Location: Vegetable and Forage Crops Production Research

Title: Field evaluation of mint mutant and hybrid lines for resistance to Verticillium wilt and yield

Authors
item Johnson, Dennis -
item Baker, Ray -
item Boydston, Rick

Submitted to: Crop Protection
Publication Type: Peer Reviewed Journal
Publication Acceptance Date: August 27, 2012
Publication Date: October 24, 2012
Citation: Johnson, D., Baker, R., Boydston, R.A. 2012. Field evaluation of mint mutant and hybrid lines for resistance to Verticillium wilt and yield. Crop Protection. 43:1-6.

Interpretive Summary: Verticillium wilt is the major limiting disease of peppermint. Mutant peppermint lines have been developed that show resistance to Verticillium wilt in greenhouse trials and were tested in two field trials over multiple years. Verticillium willt varied among peppermint lines and standard cultivars and was significantly less severe for lines 87M0109-1, 84M0107-7, and M90-11 than for the commercial standard Black Mitcham peppermint in 2002 and 2003. Verticillium wilt was significantly less severe for mutant line M83-14 and for standard Murray Mitcham than for Black Mitcham in 2003 and 2004. At the completion of first trial, fresh hay yields of both peppermint hybrids 87M0109-1 and 84M0107-7 and peppermint mutant M90-11 were significantly higher than the standards Black Mitcham and Murray Mitcham. Oil yield in the first trial of standard Black Mitcham declined in years 3 and 4, while the decline in oil yield was less dramatic with the other four peppermint lines. In the second trial, hay yields of both B90-9 and M83-14 were comparable to, but not significantly different than Black Mitcham and Redefined Murray Mitcham. Verticillium resistance rating of these peppermint lines and cultivars in a previous greenhouse study were highly correlated with the Verticillium wilt rating of these lines and cultivars the second and third years of the two field trials and demonstrate that Verticillium wilt resistance and yield can be improved in peppermint cultivars and form a basis for managing the disease.
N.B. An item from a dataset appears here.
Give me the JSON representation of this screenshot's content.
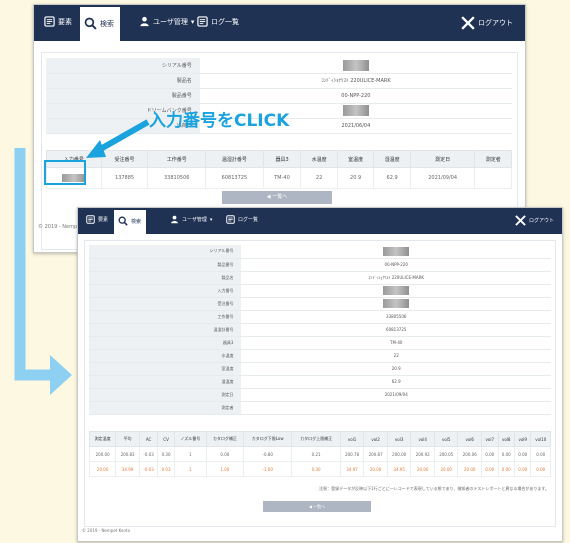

Technical Abstract: Severity of Verticillium wilt varied significantly among mint lines and cultivars in the inoculated and non-inoculated sub-plots in two field trials. Verticillium wilt was significantly less severe for mutant lines 87M0109-1, 84M0107-7, and M90-11 than for Black Mitcham in 2002 and 2003. Verticillium wilt was significantly less severe for mutant line M83-14 and for Murray Mitcham than for Black Mitcham in 2003 and 2004. At the completion of first trial, fresh hay yields of both peppermint hybrids 87M0109-1 and 84M0107-7 and peppermint mutant M90-11 were significantly higher than the standards Black Mitcham and Redefined Murray Mitcham. Oil yield in the first trial of standard Black Mitcham declined in years 3 and 4, while the decline in oil yield was less dramatic with the other four peppermint lines. In the second trial, hay yields of both B90-9 and M83-14 were comparable to, but not significantly different than Black Mitcham and Redefined Murray Mitcham. Line 92(B-37xM0101)-1 yielded significantly less oil than all peppermint lines including both standards Black Mitcham and Redefined Murray Mitcham in six of the seven cuttings in the second trial. Verticillium rating of the lines and cultivars inoculated in trials in a previous greenhouse study were highly correlated with the Verticillium wilt rating of the lines and cultivars the second and third years of field trials when inoculated. Verticillium wilt resistance and yield can be improved in commercial mint cultivars and form a basis for managing the disease.

Last Modified: 8/27/2014